How to Make an Emergency Dental First Aid Kit
Are you ready for a dental emergency? Many people have emergency first aid kits around their house and in their car, just in case an unforeseen emergency strikes. However, most of these first aid kits do not include emergency dental supplies. Dr. Richard Diamond states in his book, Dental First Aid for Families, that “One of the simplest, yet one of the most frequently neglected, items that should be readily available to you in your home is a basic dental first aid kit.”
So what should you put in a dental emergency kit? It is very easy to throw together, according to Dr. Diamond. Keep reading to see what he recommends having close at hand.
Putting Together Your Kit
A dental first aid kit — in addition to general antibiotics and pain killers — should contain 12 basic items.
- A piece of cotton, such as a cotton ball. This can be used if you have irritation from braces or dentures. For example, if an area of your mouth is irritated, you can use the cotton as a barrier between the infected area and the wire of braces.
- Bees wax (or wax given by orthodontists). Wax is great for covering sharp edges of wires or other orthodontic bands.

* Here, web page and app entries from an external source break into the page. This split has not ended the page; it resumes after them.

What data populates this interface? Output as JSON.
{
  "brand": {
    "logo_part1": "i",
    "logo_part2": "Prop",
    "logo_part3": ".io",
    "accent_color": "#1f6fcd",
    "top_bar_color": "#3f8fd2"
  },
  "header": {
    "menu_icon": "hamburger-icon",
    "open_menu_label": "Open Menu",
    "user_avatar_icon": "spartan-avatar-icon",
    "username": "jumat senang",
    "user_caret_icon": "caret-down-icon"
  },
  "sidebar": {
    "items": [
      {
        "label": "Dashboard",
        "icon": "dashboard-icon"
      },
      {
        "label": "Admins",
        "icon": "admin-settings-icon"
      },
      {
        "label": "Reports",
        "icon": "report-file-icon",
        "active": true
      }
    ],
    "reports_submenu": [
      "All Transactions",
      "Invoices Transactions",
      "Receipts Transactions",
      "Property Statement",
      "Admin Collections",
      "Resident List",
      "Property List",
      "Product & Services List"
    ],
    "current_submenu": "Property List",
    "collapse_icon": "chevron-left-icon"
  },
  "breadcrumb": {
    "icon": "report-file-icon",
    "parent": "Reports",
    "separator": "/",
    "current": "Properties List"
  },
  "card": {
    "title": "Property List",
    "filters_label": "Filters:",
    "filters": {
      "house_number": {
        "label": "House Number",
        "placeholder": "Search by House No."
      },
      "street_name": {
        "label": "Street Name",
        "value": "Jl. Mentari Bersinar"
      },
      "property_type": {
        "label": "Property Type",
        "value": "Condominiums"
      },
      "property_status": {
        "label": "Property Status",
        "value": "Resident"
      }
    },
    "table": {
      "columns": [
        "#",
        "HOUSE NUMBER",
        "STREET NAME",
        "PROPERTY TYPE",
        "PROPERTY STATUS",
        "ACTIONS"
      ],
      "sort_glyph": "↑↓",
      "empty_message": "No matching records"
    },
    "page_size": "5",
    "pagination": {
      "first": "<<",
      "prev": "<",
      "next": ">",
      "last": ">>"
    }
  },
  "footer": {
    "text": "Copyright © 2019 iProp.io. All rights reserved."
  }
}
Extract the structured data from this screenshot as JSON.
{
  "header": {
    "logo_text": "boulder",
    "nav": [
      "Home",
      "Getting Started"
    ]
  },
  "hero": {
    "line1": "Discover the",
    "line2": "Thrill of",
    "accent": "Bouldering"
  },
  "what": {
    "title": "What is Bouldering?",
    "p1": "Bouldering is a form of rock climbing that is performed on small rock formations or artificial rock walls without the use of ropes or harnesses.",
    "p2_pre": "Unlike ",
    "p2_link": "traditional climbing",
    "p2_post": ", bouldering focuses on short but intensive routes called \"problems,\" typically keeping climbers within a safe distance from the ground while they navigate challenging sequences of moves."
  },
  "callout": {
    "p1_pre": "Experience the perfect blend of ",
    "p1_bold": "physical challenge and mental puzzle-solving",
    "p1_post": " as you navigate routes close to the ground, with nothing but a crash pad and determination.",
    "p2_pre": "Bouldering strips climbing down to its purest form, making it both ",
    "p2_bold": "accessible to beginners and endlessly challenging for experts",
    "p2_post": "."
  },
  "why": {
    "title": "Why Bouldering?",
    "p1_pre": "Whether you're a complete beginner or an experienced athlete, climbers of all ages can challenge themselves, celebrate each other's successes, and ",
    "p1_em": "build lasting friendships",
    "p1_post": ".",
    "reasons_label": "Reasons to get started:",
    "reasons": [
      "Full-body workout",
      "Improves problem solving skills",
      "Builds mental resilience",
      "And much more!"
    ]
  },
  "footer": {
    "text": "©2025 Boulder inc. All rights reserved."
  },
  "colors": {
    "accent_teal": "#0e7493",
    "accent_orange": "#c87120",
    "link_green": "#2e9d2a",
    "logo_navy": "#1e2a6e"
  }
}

- A teabag. Tea bags are great for controlling bleeding after oral surgery. Research suggests that bags containing tea from the plant camellia sinensis is better than herbal tea for this purpose. Tea bags may also be soothing if you bite your lip, cheek, or tongue.
- Orabase or Orabase B – a paste used for healing canker sores or sore mouths.
- Denture adhesive paste. This can be used even if you don’t have dentures. For example, in addition to securing dentures, it can be used to temporarily secure a cap or bridge that has fallen out.
- Temporary filling material. This substance is better than wax and can be used to temporarily replace a filling if one falls out or breaks.
- Toothache drops. These are like eye drops for your teeth, and can be found at a pharmacy. They provide temporary relief from a toothache when applied directly to the tooth.
- Stimudent plaque removers. These tooth picks are specially designed to help remove plaque and foreign objects that may be lodged between your teeth.
- A topical anesthetic containing Benzocaine. This can provide temporary relief for denture sores, gum irritation, cold sores/canker sores/fever blisters, or sores from having bitten your lip, tongue, or cheek.
- Table salt packets. These can be helpful if rinsing is necessary, as salt water helps clean out wounds.
- Clean cloth to use as a compress for bleeding.
- Gauze to wrap a knocked out tooth.
Denture First Aid Kit
If you have dentures, Dr. Diamond recommends having a second kit on hand with the following six items.
- A commercial cleaning powder for dentures.
- Denture adhesive or denture pads.
- Nail polish remover, for removing denture glue.
- A candle, such as a birthday candle, that is close in color to your denture teeth. You can use this to make a fake tooth if one falls out.
- Rubbing alcohol, which can be used to soften the adhesive if it becomes improperly sealed.
- Super glue (or something similar), to be used for binding parts of a broken denture base back together, or replacing a denture tooth that has fallen out.
Each of these items, if not already available in your own home, should be easily found at your local pharmacy. To complete the kit, place them in a small container, such as a makeup kit or even a freezer bag. Place the kit somewhere where you will be able to find it easily, such as your bathroom. You may even consider making one to keep in your car, for dental emergencies away from home.
As always, a dentist should be seen for major dental emergencies. An emergency dental kit simply adds convenience for more minor dental emergencies, or for temporary fixes until you can get into a dentist.